Other media seem to really like him but I’m unconvinced. Raffl hasn’t done anything, to my mind at least, to really elevate himself above the crowd up front so far. He’s previously stated his willingness to take a two-way contract, and the Jets should take him up on it. He’ll be a valuable leader for the Moose, and likely among the many candidates for a recall should the Jets be smitten with injuries again.
So now the real fun begins. The Jets roster has but a few precious spots remaining on it, and while they may get more ice time in the AHL, every one of these players would trade that in for a stall in the Winnipeg Jets locker room when the team plays its first home game October 16. Does J.C. Lipon’s grit give him an edge? Does Thomas Raffl’s experience win the day? What about Nic Petan’s other-worldly passing ability? The next few days and the answering of those questions are going to be about as entertaining as it gets before hockey season officially starts.

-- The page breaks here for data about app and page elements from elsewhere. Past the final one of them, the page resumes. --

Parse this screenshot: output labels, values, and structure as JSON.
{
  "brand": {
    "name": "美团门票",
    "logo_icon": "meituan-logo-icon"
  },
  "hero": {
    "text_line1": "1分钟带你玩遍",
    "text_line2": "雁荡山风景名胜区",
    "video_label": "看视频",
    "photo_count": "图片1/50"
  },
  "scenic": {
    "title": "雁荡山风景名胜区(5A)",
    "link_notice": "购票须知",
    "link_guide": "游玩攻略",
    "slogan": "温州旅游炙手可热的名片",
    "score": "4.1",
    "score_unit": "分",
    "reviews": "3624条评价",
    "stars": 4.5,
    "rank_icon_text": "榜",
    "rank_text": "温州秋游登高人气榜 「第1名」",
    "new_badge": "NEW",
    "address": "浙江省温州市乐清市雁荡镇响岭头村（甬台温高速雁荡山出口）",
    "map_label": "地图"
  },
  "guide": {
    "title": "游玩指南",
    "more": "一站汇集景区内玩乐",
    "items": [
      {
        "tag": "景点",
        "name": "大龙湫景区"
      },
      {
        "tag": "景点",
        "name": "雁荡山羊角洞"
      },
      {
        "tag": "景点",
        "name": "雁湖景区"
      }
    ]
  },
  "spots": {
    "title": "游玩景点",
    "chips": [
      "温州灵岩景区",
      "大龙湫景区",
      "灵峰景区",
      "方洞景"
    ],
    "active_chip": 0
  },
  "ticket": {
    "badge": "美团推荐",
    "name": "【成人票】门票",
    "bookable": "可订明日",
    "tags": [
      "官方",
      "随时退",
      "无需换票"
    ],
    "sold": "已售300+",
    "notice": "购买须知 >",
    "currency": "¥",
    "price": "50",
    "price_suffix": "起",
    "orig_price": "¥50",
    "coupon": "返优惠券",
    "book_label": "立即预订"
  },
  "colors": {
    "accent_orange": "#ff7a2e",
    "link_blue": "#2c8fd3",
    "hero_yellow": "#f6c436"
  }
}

A long time hockey fan and player from Winnipeg, Manitoba. Play-by-play man with the SJHL’s Estevan Bruins. Graduate of Red River College’s Creative Communications program with a major in journalism. Former PxP man for the University of Manitoba Bisons. Lover of all things Jets and Avs related and always looking for a good hockey debate.